WHAT THE TASK ASKS >>
Retype the records below exactly as they appear, but leave out any pictures.

SOURCE MATERIAL >>

###

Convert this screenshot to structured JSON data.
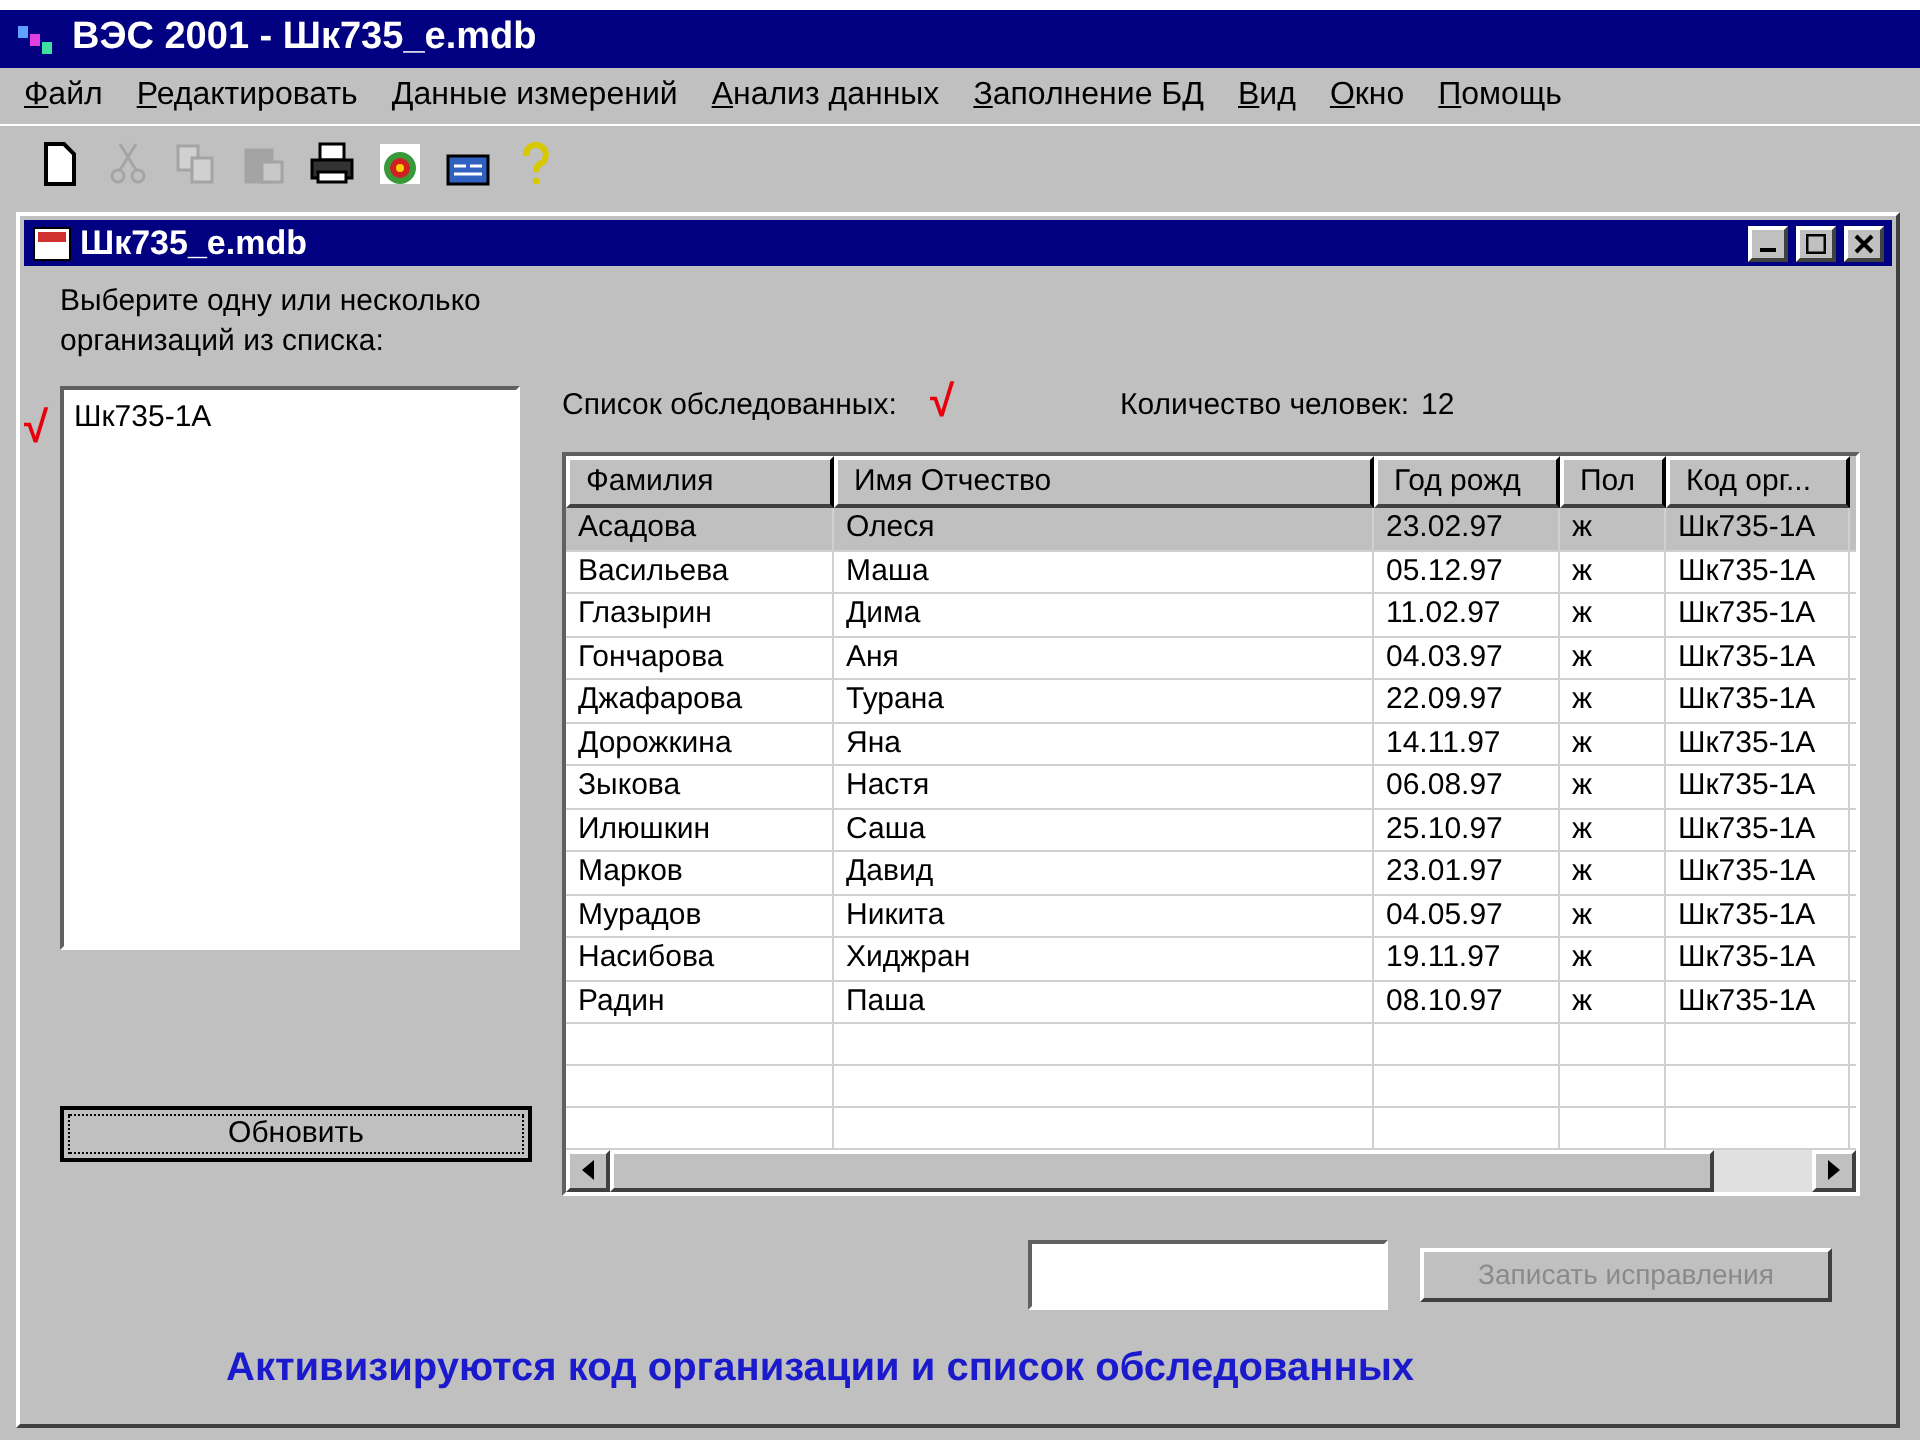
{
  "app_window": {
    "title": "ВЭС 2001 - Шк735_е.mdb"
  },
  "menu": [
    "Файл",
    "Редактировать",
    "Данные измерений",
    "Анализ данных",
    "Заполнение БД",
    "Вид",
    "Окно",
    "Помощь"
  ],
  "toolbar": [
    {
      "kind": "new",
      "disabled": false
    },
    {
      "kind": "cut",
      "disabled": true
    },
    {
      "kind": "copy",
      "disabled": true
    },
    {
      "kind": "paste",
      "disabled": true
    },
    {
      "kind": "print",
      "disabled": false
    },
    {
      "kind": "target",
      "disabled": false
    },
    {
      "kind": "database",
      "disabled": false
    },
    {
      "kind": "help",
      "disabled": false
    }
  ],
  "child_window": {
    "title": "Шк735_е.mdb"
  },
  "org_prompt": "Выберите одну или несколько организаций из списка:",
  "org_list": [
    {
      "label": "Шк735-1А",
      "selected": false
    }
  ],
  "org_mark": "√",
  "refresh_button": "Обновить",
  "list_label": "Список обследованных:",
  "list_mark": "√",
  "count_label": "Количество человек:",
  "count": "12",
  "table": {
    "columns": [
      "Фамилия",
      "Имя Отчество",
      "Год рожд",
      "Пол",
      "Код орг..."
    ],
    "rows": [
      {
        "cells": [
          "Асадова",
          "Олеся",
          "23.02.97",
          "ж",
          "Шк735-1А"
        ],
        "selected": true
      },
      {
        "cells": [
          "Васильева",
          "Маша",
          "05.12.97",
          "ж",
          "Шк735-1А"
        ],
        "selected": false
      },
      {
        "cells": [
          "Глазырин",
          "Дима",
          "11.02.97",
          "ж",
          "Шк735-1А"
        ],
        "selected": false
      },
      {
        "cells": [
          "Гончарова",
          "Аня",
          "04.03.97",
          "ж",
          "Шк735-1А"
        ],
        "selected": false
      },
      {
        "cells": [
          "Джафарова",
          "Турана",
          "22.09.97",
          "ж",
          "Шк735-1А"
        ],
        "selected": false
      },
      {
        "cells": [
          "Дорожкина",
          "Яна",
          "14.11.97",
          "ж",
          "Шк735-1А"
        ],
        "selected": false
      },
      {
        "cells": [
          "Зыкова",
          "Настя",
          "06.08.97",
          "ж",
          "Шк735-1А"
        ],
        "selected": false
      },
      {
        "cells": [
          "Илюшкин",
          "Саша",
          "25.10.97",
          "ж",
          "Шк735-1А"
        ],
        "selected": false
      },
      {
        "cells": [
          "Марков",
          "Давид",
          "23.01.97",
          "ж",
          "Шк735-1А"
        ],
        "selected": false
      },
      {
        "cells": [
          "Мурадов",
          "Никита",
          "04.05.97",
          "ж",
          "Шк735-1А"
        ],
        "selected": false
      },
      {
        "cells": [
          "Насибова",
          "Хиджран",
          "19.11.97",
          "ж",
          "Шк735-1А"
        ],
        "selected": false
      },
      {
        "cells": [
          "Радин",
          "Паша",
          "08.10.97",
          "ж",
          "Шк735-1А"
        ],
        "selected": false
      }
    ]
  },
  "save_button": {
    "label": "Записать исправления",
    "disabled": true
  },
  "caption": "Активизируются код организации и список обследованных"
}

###

TASK SOLUTION >>
Convert this screenshot to structured JSON data.
{
  "app_window": {
    "title": "ВЭС 2001 - Шк735_е.mdb"
  },
  "menu": [
    "Файл",
    "Редактировать",
    "Данные измерений",
    "Анализ данных",
    "Заполнение БД",
    "Вид",
    "Окно",
    "Помощь"
  ],
  "toolbar": [
    {
      "kind": "new",
      "disabled": false
    },
    {
      "kind": "cut",
      "disabled": true
    },
    {
      "kind": "copy",
      "disabled": true
    },
    {
      "kind": "paste",
      "disabled": true
    },
    {
      "kind": "print",
      "disabled": false
    },
    {
      "kind": "target",
      "disabled": false
    },
    {
      "kind": "database",
      "disabled": false
    },
    {
      "kind": "help",
      "disabled": false
    }
  ],
  "child_window": {
    "title": "Шк735_е.mdb"
  },
  "org_prompt": "Выберите одну или несколько организаций из списка:",
  "org_list": [
    {
      "label": "Шк735-1А",
      "selected": false
    }
  ],
  "org_mark": "√",
  "refresh_button": "Обновить",
  "list_label": "Список обследованных:",
  "list_mark": "√",
  "count_label": "Количество человек:",
  "count": "12",
  "table": {
    "columns": [
      "Фамилия",
      "Имя Отчество",
      "Год рожд",
      "Пол",
      "Код орг..."
    ],
    "rows": [
      {
        "cells": [
          "Асадова",
          "Олеся",
          "23.02.97",
          "ж",
          "Шк735-1А"
        ],
        "selected": true
      },
      {
        "cells": [
          "Васильева",
          "Маша",
          "05.12.97",
          "ж",
          "Шк735-1А"
        ],
        "selected": false
      },
      {
        "cells": [
          "Глазырин",
          "Дима",
          "11.02.97",
          "ж",
          "Шк735-1А"
        ],
        "selected": false
      },
      {
        "cells": [
          "Гончарова",
          "Аня",
          "04.03.97",
          "ж",
          "Шк735-1А"
        ],
        "selected": false
      },
      {
        "cells": [
          "Джафарова",
          "Турана",
          "22.09.97",
          "ж",
          "Шк735-1А"
        ],
        "selected": false
      },
      {
        "cells": [
          "Дорожкина",
          "Яна",
          "14.11.97",
          "ж",
          "Шк735-1А"
        ],
        "selected": false
      },
      {
        "cells": [
          "Зыкова",
          "Настя",
          "06.08.97",
          "ж",
          "Шк735-1А"
        ],
        "selected": false
      },
      {
        "cells": [
          "Илюшкин",
          "Саша",
          "25.10.97",
          "ж",
          "Шк735-1А"
        ],
        "selected": false
      },
      {
        "cells": [
          "Марков",
          "Давид",
          "23.01.97",
          "ж",
          "Шк735-1А"
        ],
        "selected": false
      },
      {
        "cells": [
          "Мурадов",
          "Никита",
          "04.05.97",
          "ж",
          "Шк735-1А"
        ],
        "selected": false
      },
      {
        "cells": [
          "Насибова",
          "Хиджран",
          "19.11.97",
          "ж",
          "Шк735-1А"
        ],
        "selected": false
      },
      {
        "cells": [
          "Радин",
          "Паша",
          "08.10.97",
          "ж",
          "Шк735-1А"
        ],
        "selected": false
      }
    ]
  },
  "save_button": {
    "label": "Записать исправления",
    "disabled": true
  },
  "caption": "Активизируются код организации и список обследованных"
}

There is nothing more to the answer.